Daniil Kvyat was the highest profile casualty, ending up P18 fastest in a car easily good enough for the top ten…

The Red Bull driver was seen walking through the pitlane as his elimination time came up.

Sauber’s Felipe Nasr also ran out of time while on track, ending up P17.

That left Palmer battling Sauber’s Marcus Ericsson for the final Q2 spot.

Palmer vaulted up to P14, just ahead of Magnussen, with his final flying effort, while Ericsson locked up heavily at the penultimate corner so dropped to P16 and into elimination.

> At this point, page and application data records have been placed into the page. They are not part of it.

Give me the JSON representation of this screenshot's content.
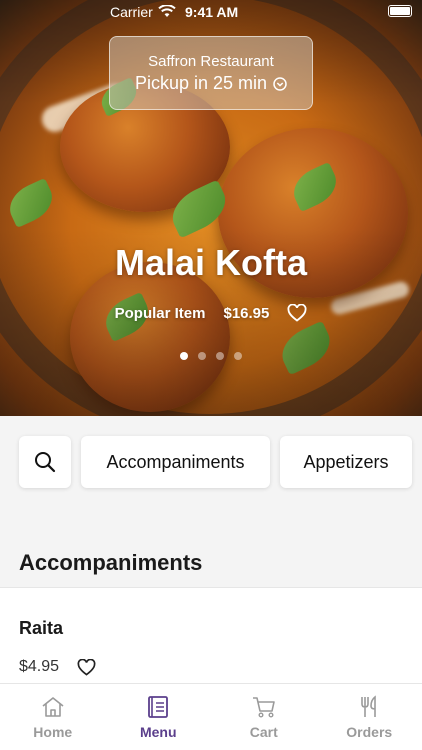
{
  "status_bar": {
    "carrier": "Carrier",
    "time": "9:41 AM"
  },
  "hero": {
    "restaurant_name": "Saffron Restaurant",
    "pickup_text": "Pickup in 25 min",
    "dish_title": "Malai Kofta",
    "badge": "Popular Item",
    "price": "$16.95",
    "carousel_pages": 4,
    "carousel_active": 1
  },
  "categories": {
    "search_icon": "search-icon",
    "items": [
      "Accompaniments",
      "Appetizers"
    ]
  },
  "section": {
    "title": "Accompaniments"
  },
  "menu_items": [
    {
      "name": "Raita",
      "price": "$4.95"
    }
  ],
  "tab_bar": {
    "tabs": [
      {
        "label": "Home",
        "icon": "home-icon",
        "active": false
      },
      {
        "label": "Menu",
        "icon": "menu-book-icon",
        "active": true
      },
      {
        "label": "Cart",
        "icon": "cart-icon",
        "active": false
      },
      {
        "label": "Orders",
        "icon": "utensils-icon",
        "active": false
      }
    ]
  },
  "colors": {
    "accent": "#5b3f8c",
    "inactive": "#9a9a9a"
  }
}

The new qualifying format was a complete joke. Confusing and unnecessary for the sake of the sport in an attempt to make it more exciting and unpredictable. In the end, the top drivers and teams qualified where they should be, rather than a mixed up grid.

The sport’s governing body needs to tweak this format to make it work but it was uncalled for. There are many issues with Formula 1 at the moment and qualifying is not one of them. If it ain’t broke, don’t fix!

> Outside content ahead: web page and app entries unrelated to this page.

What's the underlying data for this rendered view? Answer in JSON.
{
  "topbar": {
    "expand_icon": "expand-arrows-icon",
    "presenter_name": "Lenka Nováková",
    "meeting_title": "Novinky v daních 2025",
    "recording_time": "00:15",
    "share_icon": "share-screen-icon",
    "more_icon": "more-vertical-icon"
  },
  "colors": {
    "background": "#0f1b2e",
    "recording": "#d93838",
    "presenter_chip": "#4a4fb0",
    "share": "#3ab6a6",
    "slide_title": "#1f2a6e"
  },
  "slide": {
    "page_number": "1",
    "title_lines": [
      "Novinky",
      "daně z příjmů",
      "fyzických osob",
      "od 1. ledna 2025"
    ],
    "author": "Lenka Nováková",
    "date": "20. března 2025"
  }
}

Hamilton AusGP 2016

Qualifying results, Melbourne:

1    Lewis Hamilton    Mercedes    1m23.837s
2    Nico Rosberg    Mercedes    1m24.197s
3    Sebastian Vettel    Ferrari    1m24.675s
4    Kimi Raikkonen    Ferrari    1m25.033s
5    Max Verstappen    Toro Rosso-Ferrari    1m25.434s
6    Felipe Massa    Williams-Mercedes    1m25.458s
7    Carlos Sainz    Toro Rosso-Ferrari    1m25.582s
8    Daniel Ricciardo    Red Bull-TAG Heuer    1m25.589s
9    Sergio Perez    Force India-Mercedes    1m25.753s
10    Nico Hulkenberg    Force India-Mercedes    1m25.865s
11    Valtteri Bottas    Williams-Mercedes    1m25.961s
12    Fernando Alonso    McLaren-Honda    1m26.125s
13    Jenson Button    McLaren-Honda    1m26.304s
14    Jolyon Palmer    Renault    1m27.601s
15    Kevin Magnussen    Renault    1m27.742s
16    Marcus Ericsson    Sauber-Ferrari    1m27.435s
17    Felipe Nasr    Sauber-Ferrari    1m27.958s
18    Daniil Kvyat    Red Bull-TAG Heuer    1m28.006s
19    Romain Grosjean    Haas-Ferrari    1m28.322s
20    Esteban Gutierrez    Haas-Ferrari    1m29.606s
21    Pascal Wehrlein    Manor-Mercedes    1m29.642s
22    Rio Haryanto    Manor-Mercedes    1m29.627s